Records provided —
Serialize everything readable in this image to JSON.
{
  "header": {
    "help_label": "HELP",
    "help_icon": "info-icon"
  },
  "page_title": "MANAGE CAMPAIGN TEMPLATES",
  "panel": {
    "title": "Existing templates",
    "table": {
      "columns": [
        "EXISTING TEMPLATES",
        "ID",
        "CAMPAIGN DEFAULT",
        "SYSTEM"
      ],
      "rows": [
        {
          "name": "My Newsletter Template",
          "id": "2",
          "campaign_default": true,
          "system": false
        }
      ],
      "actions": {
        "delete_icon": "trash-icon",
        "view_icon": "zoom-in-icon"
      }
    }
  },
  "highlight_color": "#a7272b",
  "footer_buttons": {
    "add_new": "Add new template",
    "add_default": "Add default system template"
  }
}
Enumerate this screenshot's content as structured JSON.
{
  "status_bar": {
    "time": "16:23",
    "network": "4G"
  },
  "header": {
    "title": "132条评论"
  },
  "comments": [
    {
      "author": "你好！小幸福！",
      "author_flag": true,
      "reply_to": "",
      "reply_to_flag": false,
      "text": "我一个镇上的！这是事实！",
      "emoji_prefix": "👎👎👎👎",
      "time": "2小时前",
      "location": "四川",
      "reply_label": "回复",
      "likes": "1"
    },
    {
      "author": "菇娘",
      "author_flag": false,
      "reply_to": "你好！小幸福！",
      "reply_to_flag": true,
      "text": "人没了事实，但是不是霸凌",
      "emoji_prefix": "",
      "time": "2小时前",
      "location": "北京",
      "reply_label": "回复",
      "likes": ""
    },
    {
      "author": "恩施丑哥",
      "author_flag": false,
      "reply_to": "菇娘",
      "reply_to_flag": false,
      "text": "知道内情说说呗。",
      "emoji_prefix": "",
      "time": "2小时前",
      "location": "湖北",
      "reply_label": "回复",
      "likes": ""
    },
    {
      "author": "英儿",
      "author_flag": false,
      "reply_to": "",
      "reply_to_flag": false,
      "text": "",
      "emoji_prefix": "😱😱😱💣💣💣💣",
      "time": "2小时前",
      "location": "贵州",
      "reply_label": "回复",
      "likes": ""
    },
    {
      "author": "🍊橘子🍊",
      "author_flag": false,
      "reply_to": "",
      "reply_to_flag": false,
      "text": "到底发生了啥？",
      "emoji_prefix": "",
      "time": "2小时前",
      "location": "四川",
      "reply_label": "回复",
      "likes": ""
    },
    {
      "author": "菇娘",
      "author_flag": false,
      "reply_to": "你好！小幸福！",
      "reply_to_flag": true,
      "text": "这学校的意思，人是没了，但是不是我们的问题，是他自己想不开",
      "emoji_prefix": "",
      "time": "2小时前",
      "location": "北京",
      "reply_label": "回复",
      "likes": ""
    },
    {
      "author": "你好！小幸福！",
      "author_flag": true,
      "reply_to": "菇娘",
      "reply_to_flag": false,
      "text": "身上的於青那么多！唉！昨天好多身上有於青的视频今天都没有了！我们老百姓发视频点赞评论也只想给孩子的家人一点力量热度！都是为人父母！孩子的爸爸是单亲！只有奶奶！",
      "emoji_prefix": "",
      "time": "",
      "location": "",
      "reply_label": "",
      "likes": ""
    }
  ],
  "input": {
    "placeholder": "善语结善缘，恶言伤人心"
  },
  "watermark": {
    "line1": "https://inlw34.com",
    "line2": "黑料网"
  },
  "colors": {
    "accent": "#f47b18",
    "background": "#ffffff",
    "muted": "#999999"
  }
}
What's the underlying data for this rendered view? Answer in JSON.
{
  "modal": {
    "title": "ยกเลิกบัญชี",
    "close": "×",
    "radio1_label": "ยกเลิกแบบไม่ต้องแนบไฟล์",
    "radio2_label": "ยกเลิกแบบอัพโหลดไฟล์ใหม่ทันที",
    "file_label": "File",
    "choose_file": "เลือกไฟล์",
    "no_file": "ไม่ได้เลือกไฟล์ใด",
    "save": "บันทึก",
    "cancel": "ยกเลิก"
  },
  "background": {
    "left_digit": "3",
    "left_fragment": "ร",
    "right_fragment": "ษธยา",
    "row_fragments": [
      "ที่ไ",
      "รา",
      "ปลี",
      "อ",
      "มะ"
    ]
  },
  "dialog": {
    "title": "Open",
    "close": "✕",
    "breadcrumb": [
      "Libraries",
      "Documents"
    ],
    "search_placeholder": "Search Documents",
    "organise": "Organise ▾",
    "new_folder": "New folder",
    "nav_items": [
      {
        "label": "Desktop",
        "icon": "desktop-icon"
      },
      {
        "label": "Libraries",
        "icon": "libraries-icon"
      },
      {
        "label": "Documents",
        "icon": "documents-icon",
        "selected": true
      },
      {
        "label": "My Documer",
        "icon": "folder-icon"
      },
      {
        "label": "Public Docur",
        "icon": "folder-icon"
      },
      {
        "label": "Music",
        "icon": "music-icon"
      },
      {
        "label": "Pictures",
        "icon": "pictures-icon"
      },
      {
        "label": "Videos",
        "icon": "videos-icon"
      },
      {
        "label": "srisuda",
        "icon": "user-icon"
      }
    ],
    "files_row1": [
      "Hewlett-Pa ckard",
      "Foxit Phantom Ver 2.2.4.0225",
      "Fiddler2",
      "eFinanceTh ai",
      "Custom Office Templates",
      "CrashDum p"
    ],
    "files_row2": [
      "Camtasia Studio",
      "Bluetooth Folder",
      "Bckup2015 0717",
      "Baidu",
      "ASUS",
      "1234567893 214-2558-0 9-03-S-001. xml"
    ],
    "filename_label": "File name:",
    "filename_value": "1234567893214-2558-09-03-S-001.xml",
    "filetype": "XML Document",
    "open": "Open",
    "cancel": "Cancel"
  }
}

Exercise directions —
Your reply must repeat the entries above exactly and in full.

Task response —
Serialize everything readable in this image to JSON.
{
  "header": {
    "help_label": "HELP",
    "help_icon": "info-icon"
  },
  "page_title": "MANAGE CAMPAIGN TEMPLATES",
  "panel": {
    "title": "Existing templates",
    "table": {
      "columns": [
        "EXISTING TEMPLATES",
        "ID",
        "CAMPAIGN DEFAULT",
        "SYSTEM"
      ],
      "rows": [
        {
          "name": "My Newsletter Template",
          "id": "2",
          "campaign_default": true,
          "system": false
        }
      ],
      "actions": {
        "delete_icon": "trash-icon",
        "view_icon": "zoom-in-icon"
      }
    }
  },
  "highlight_color": "#a7272b",
  "footer_buttons": {
    "add_new": "Add new template",
    "add_default": "Add default system template"
  }
}
Enumerate this screenshot's content as structured JSON.
{
  "status_bar": {
    "time": "16:23",
    "network": "4G"
  },
  "header": {
    "title": "132条评论"
  },
  "comments": [
    {
      "author": "你好！小幸福！",
      "author_flag": true,
      "reply_to": "",
      "reply_to_flag": false,
      "text": "我一个镇上的！这是事实！",
      "emoji_prefix": "👎👎👎👎",
      "time": "2小时前",
      "location": "四川",
      "reply_label": "回复",
      "likes": "1"
    },
    {
      "author": "菇娘",
      "author_flag": false,
      "reply_to": "你好！小幸福！",
      "reply_to_flag": true,
      "text": "人没了事实，但是不是霸凌",
      "emoji_prefix": "",
      "time": "2小时前",
      "location": "北京",
      "reply_label": "回复",
      "likes": ""
    },
    {
      "author": "恩施丑哥",
      "author_flag": false,
      "reply_to": "菇娘",
      "reply_to_flag": false,
      "text": "知道内情说说呗。",
      "emoji_prefix": "",
      "time": "2小时前",
      "location": "湖北",
      "reply_label": "回复",
      "likes": ""
    },
    {
      "author": "英儿",
      "author_flag": false,
      "reply_to": "",
      "reply_to_flag": false,
      "text": "",
      "emoji_prefix": "😱😱😱💣💣💣💣",
      "time": "2小时前",
      "location": "贵州",
      "reply_label": "回复",
      "likes": ""
    },
    {
      "author": "🍊橘子🍊",
      "author_flag": false,
      "reply_to": "",
      "reply_to_flag": false,
      "text": "到底发生了啥？",
      "emoji_prefix": "",
      "time": "2小时前",
      "location": "四川",
      "reply_label": "回复",
      "likes": ""
    },
    {
      "author": "菇娘",
      "author_flag": false,
      "reply_to": "你好！小幸福！",
      "reply_to_flag": true,
      "text": "这学校的意思，人是没了，但是不是我们的问题，是他自己想不开",
      "emoji_prefix": "",
      "time": "2小时前",
      "location": "北京",
      "reply_label": "回复",
      "likes": ""
    },
    {
      "author": "你好！小幸福！",
      "author_flag": true,
      "reply_to": "菇娘",
      "reply_to_flag": false,
      "text": "身上的於青那么多！唉！昨天好多身上有於青的视频今天都没有了！我们老百姓发视频点赞评论也只想给孩子的家人一点力量热度！都是为人父母！孩子的爸爸是单亲！只有奶奶！",
      "emoji_prefix": "",
      "time": "",
      "location": "",
      "reply_label": "",
      "likes": ""
    }
  ],
  "input": {
    "placeholder": "善语结善缘，恶言伤人心"
  },
  "watermark": {
    "line1": "https://inlw34.com",
    "line2": "黑料网"
  },
  "colors": {
    "accent": "#f47b18",
    "background": "#ffffff",
    "muted": "#999999"
  }
}
What's the underlying data for this rendered view? Answer in JSON.
{
  "modal": {
    "title": "ยกเลิกบัญชี",
    "close": "×",
    "radio1_label": "ยกเลิกแบบไม่ต้องแนบไฟล์",
    "radio2_label": "ยกเลิกแบบอัพโหลดไฟล์ใหม่ทันที",
    "file_label": "File",
    "choose_file": "เลือกไฟล์",
    "no_file": "ไม่ได้เลือกไฟล์ใด",
    "save": "บันทึก",
    "cancel": "ยกเลิก"
  },
  "background": {
    "left_digit": "3",
    "left_fragment": "ร",
    "right_fragment": "ษธยา",
    "row_fragments": [
      "ที่ไ",
      "รา",
      "ปลี",
      "อ",
      "มะ"
    ]
  },
  "dialog": {
    "title": "Open",
    "close": "✕",
    "breadcrumb": [
      "Libraries",
      "Documents"
    ],
    "search_placeholder": "Search Documents",
    "organise": "Organise ▾",
    "new_folder": "New folder",
    "nav_items": [
      {
        "label": "Desktop",
        "icon": "desktop-icon"
      },
      {
        "label": "Libraries",
        "icon": "libraries-icon"
      },
      {
        "label": "Documents",
        "icon": "documents-icon",
        "selected": true
      },
      {
        "label": "My Documer",
        "icon": "folder-icon"
      },
      {
        "label": "Public Docur",
        "icon": "folder-icon"
      },
      {
        "label": "Music",
        "icon": "music-icon"
      },
      {
        "label": "Pictures",
        "icon": "pictures-icon"
      },
      {
        "label": "Videos",
        "icon": "videos-icon"
      },
      {
        "label": "srisuda",
        "icon": "user-icon"
      }
    ],
    "files_row1": [
      "Hewlett-Pa ckard",
      "Foxit Phantom Ver 2.2.4.0225",
      "Fiddler2",
      "eFinanceTh ai",
      "Custom Office Templates",
      "CrashDum p"
    ],
    "files_row2": [
      "Camtasia Studio",
      "Bluetooth Folder",
      "Bckup2015 0717",
      "Baidu",
      "ASUS",
      "1234567893 214-2558-0 9-03-S-001. xml"
    ],
    "filename_label": "File name:",
    "filename_value": "1234567893214-2558-09-03-S-001.xml",
    "filetype": "XML Document",
    "open": "Open",
    "cancel": "Cancel"
  }
}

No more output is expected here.